Jose Witherspoon's nearly fatal mugging triggered 30 minutes of mayhem in the Capitol View section of Southeast Washington in 1996, leaving two people wounded and three killed in two separate incidents.

Although police initially thought there was no link between the attacks, a tipster, a statement from accomplices and two bullets lodged inside Witherspoon ultimately linked the attacks to a common gunman.

Lydell Banks, 22, is now standing trial in D.C. Superior Court, charged with three counts of first-degree murder in the July 19, 1996, slayings of Donya Katrina Davis, 23, Constance Simms, 40, and Karen Coleman, 36, inside a crack house in the 100 block of 57th Place SE. He also is charged with assault with intent to kill and various weapons offenses in the shooting of Leon Brown, 35, who survived the crack house attack. The trial, which began Thursday, resumes today.

During his opening statement before Judge Nan R. Shuker, Assistant U.S. Attorney Peter Zeidenberg laid out for the jury an intricate series of events that the government contends started about 9:30 p.m. that July night with the robbery and shooting of Witherspoon, 40, in an alley near 54th Street SE and East Capitol Street. Witherspoon testified that he was shot twice in the back of the neck as he knelt in the alley with his hands behind his head.

Zeidenberg told the jury that Witherspoon lied to his robbers, telling them he had no money. When $5 was discovered in Witherspoon's pocket, Banks shot him. Banks, who pleaded guilty in April 1997 to being the shooter in the robbery, is serving 20 years for that crime. Three accomplices also pleaded guilty in the case and are serving six to 20 years.

After shooting Witherspoon, Zeidenberg said, Banks made his way to the 100 block of 57th Place SE. He entered a crack house there, mortally wounded the women and shot Brown five times as he knelt against a wall with his hands clasped behind his head, the prosecutor said.

A tipster told detectives that she suspected a relative had been involved in Witherspoon's shooting. The relative gave police a statement and named three accomplices, including Banks. The other three robbers identified Banks as the shooter, and he was arrested four months after the robbery.

As police investigated both crimes, Zeidenberg said, Banks decided to plead guilty in the Witherspoon case to throw police off his trail in the triple slaying.

"At the time, Lydell Banks did not know he was a suspect in the triple homicide. He did not know police were trying to link him" to the slayings of the women, Zeidenberg told the jury. "Almost immediately he had second thoughts. He went back to the D.C. jail and asked [an inmate] whether police can match bullets from different crime scenes."

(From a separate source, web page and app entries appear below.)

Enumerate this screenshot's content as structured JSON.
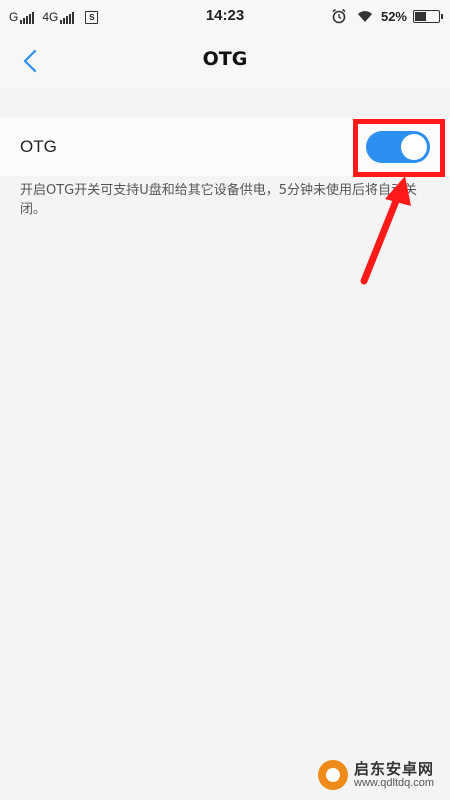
{
  "status_bar": {
    "carrier_1": "G",
    "carrier_2": "4G",
    "sim_label": "S",
    "time": "14:23",
    "battery_percent": "52%",
    "battery_level": 0.52,
    "icons": [
      "signal-icon",
      "sim-icon",
      "alarm-icon",
      "wifi-icon",
      "battery-icon"
    ]
  },
  "nav": {
    "title": "OTG",
    "back_icon": "chevron-left-icon"
  },
  "setting": {
    "label": "OTG",
    "toggle_on": true,
    "description": "开启OTG开关可支持U盘和给其它设备供电，5分钟未使用后将自动关闭。"
  },
  "annotation": {
    "highlight_color": "#ff1a1a",
    "arrow_color": "#ff1a1a"
  },
  "watermark": {
    "name": "启东安卓网",
    "url": "www.qdltdq.com"
  },
  "colors": {
    "accent": "#2d8ff0",
    "background": "#f4f4f4"
  }
}
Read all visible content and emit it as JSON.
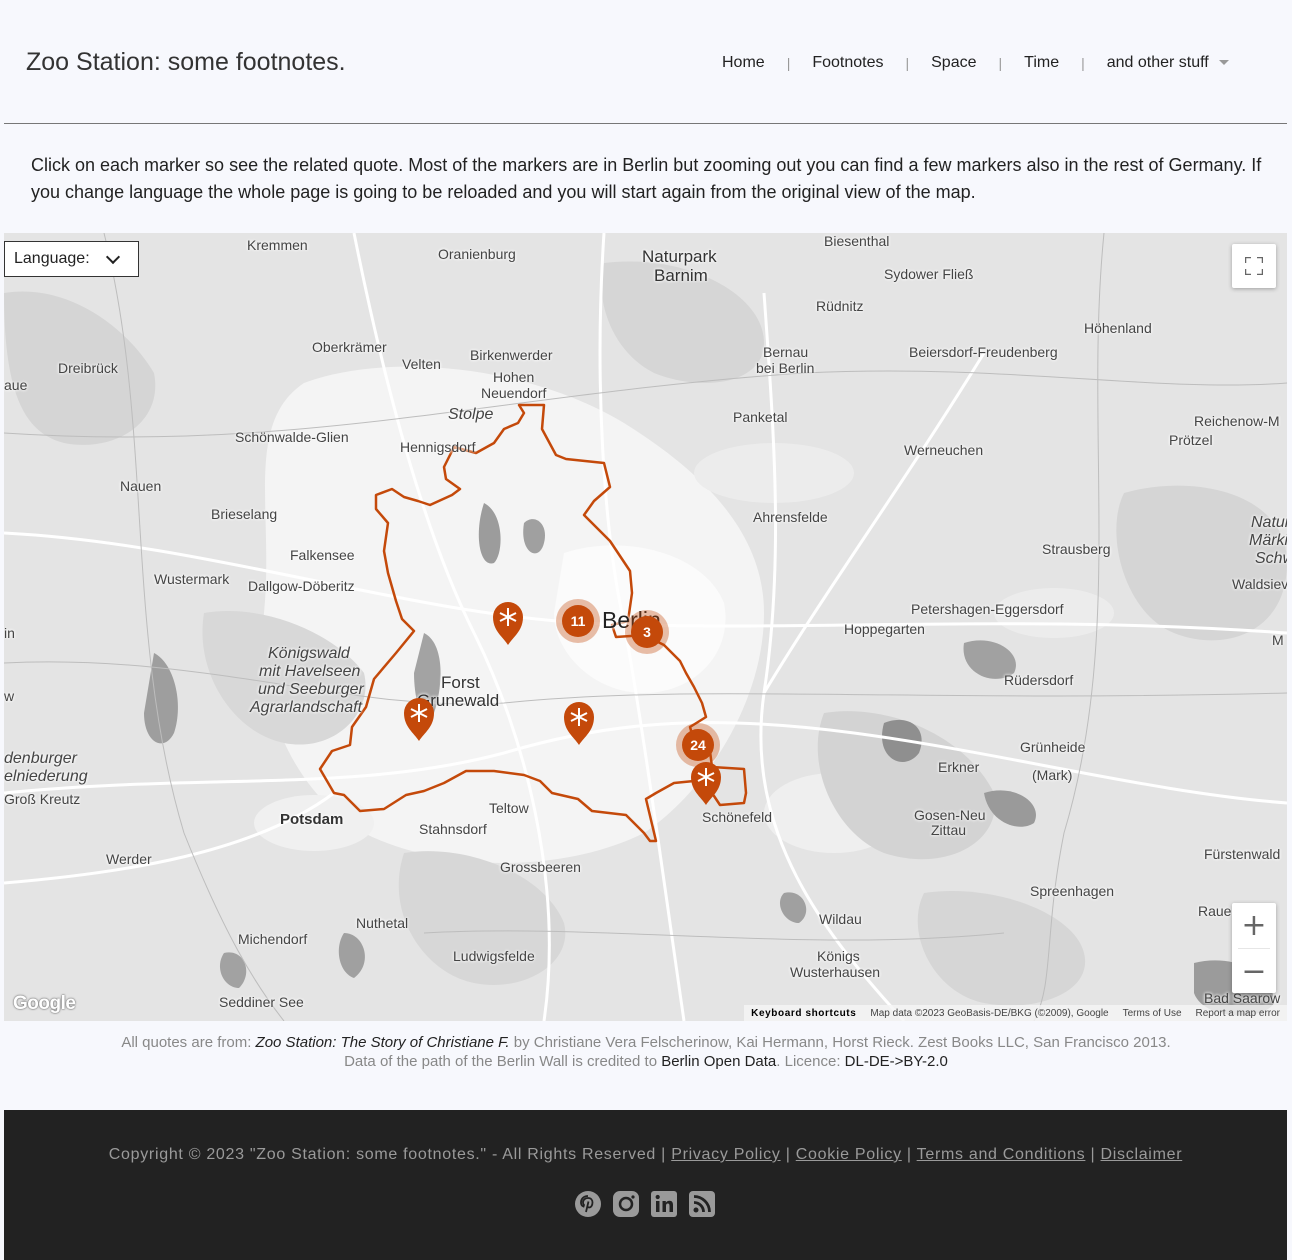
{
  "header": {
    "site_title": "Zoo Station: some footnotes.",
    "nav": [
      {
        "label": "Home"
      },
      {
        "label": "Footnotes"
      },
      {
        "label": "Space"
      },
      {
        "label": "Time"
      },
      {
        "label": "and other stuff"
      }
    ],
    "separator": "|"
  },
  "intro": "Click on each marker so see the related quote. Most of the markers are in Berlin but zooming out you can find a few markers also in the rest of Germany. If you change language the whole page is going to be reloaded and you will start again from the original view of the map.",
  "map": {
    "language_label": "Language:",
    "fullscreen_icon": "fullscreen-icon",
    "zoom_in": "+",
    "zoom_out": "−",
    "google_logo": "Google",
    "keyboard_shortcuts": "Keyboard shortcuts",
    "map_data": "Map data ©2023 GeoBasis-DE/BKG (©2009), Google",
    "terms": "Terms of Use",
    "report": "Report a map error",
    "accent_color": "#c4490a",
    "clusters": [
      {
        "count": "11"
      },
      {
        "count": "3"
      },
      {
        "count": "24"
      }
    ],
    "marker_icon": "asterisk-pin-icon",
    "places": {
      "kremmen": "Kremmen",
      "oranienburg": "Oranienburg",
      "naturpark1": "Naturpark",
      "naturpark2": "Barnim",
      "biesenthal": "Biesenthal",
      "sydower": "Sydower Fließ",
      "rudnitz": "Rüdnitz",
      "hohenland": "Höhenland",
      "oberkramer": "Oberkrämer",
      "velten": "Velten",
      "birkenwerder": "Birkenwerder",
      "hohen": "Hohen",
      "neuendorf": "Neuendorf",
      "bernau1": "Bernau",
      "bernau2": "bei Berlin",
      "beiersdorf": "Beiersdorf-Freudenberg",
      "dreibruck": "Dreibrück",
      "aue": "aue",
      "stolpe": "Stolpe",
      "panketal": "Panketal",
      "reichenow": "Reichenow-M",
      "schonwalde": "Schönwalde-Glien",
      "hennigsdorf": "Hennigsdorf",
      "werneuchen": "Werneuchen",
      "protzel": "Prötzel",
      "nauen": "Nauen",
      "brieselang": "Brieselang",
      "ahrensfelde": "Ahrensfelde",
      "naturp3": "Naturp",
      "markis": "Märkis",
      "schwe": "Schwe",
      "falkensee": "Falkensee",
      "strausberg": "Strausberg",
      "wustermark": "Wustermark",
      "dallgow": "Dallgow-Döberitz",
      "waldsievers": "Waldsievers",
      "berlin": "Berlin",
      "petershagen": "Petershagen-Eggersdorf",
      "in": "in",
      "m": "M",
      "hoppegarten": "Hoppegarten",
      "konigswald1": "Königswald",
      "konigswald2": "mit Havelseen",
      "konigswald3": "und Seeburger",
      "konigswald4": "Agrarlandschaft",
      "forst1": "Forst",
      "forst2": "Grunewald",
      "rudersdorf": "Rüdersdorf",
      "w": "w",
      "denburger": "denburger",
      "elniederung": "elniederung",
      "gruneheide1": "Grünheide",
      "gruneheide2": "(Mark)",
      "erkner": "Erkner",
      "grosskreutz": "Groß Kreutz",
      "teltow": "Teltow",
      "potsdam": "Potsdam",
      "stahnsdorf": "Stahnsdorf",
      "schonefeld": "Schönefeld",
      "gosen1": "Gosen-Neu",
      "gosen2": "Zittau",
      "werder": "Werder",
      "furstenwalde": "Fürstenwald",
      "grossbeeren": "Grossbeeren",
      "spreenhagen": "Spreenhagen",
      "nuthetal": "Nuthetal",
      "wildau": "Wildau",
      "raue": "Raue",
      "michendorf": "Michendorf",
      "ludwigsfelde": "Ludwigsfelde",
      "konigs1": "Königs",
      "konigs2": "Wusterhausen",
      "seddiner": "Seddiner See",
      "badsaarow": "Bad Saarow"
    }
  },
  "credits": {
    "line1_prefix": "All quotes are from: ",
    "book_title": "Zoo Station: The Story of Christiane F.",
    "line1_suffix": " by Christiane Vera Felscherinow, Kai Hermann, Horst Rieck. Zest Books LLC, San Francisco 2013.",
    "line2_prefix": "Data of the path of the Berlin Wall is credited to ",
    "source_link": "Berlin Open Data",
    "line2_mid": ". Licence: ",
    "licence": "DL-DE->BY-2.0"
  },
  "footer": {
    "copyright": "Copyright © 2023 \"Zoo Station: some footnotes.\" - All Rights Reserved |",
    "links": [
      {
        "label": "Privacy Policy"
      },
      {
        "label": "Cookie Policy"
      },
      {
        "label": "Terms and Conditions"
      },
      {
        "label": "Disclaimer"
      }
    ],
    "social_icons": [
      "pinterest-icon",
      "instagram-icon",
      "linkedin-icon",
      "rss-icon"
    ]
  }
}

That is exactly what authorities had done. And Banks's guilty plea in the Witherspoon shooting bought investigators time to put together a case against Banks in the killings.

Witherspoon, who testified Thursday, told the jury that one day, about four months after he was shot, he was mowing his lawn when he coughed up one of two bullets doctors had left in him the night of the incident. "Something went pi-onnnng, and I looked down and there was a bullet in my hand," Witherspoon said.

He turned the bullet over to D.C. police detective Todd Amis. The second bullet was removed during surgery at Georgetown University Hospital a few days later.

Authorities compared the bullets taken from Witherspoon with slugs taken from the crack house and the bodies of the women. Tests showed they were all .32-caliber bullets with markings indicating they had been fired from the same weapon.

Police then used Banks's own words to charge him. By admitting during his guilty plea in the Witherspoon shooting that he, and he alone, had shot Witherspoon, Banks had tied himself directly to the weapon believed to have been used in the triple slayings.

Defense attorney Douglas B. Evans moved to have Banks's statement in the Witherspoon attack suppressed during the murder trial. Shuker will rule on the motion today.

CAPTION: Lydell Banks, who pleaded guilty in a 1996 robbery and shooting, is on trial in three subsequent slayings.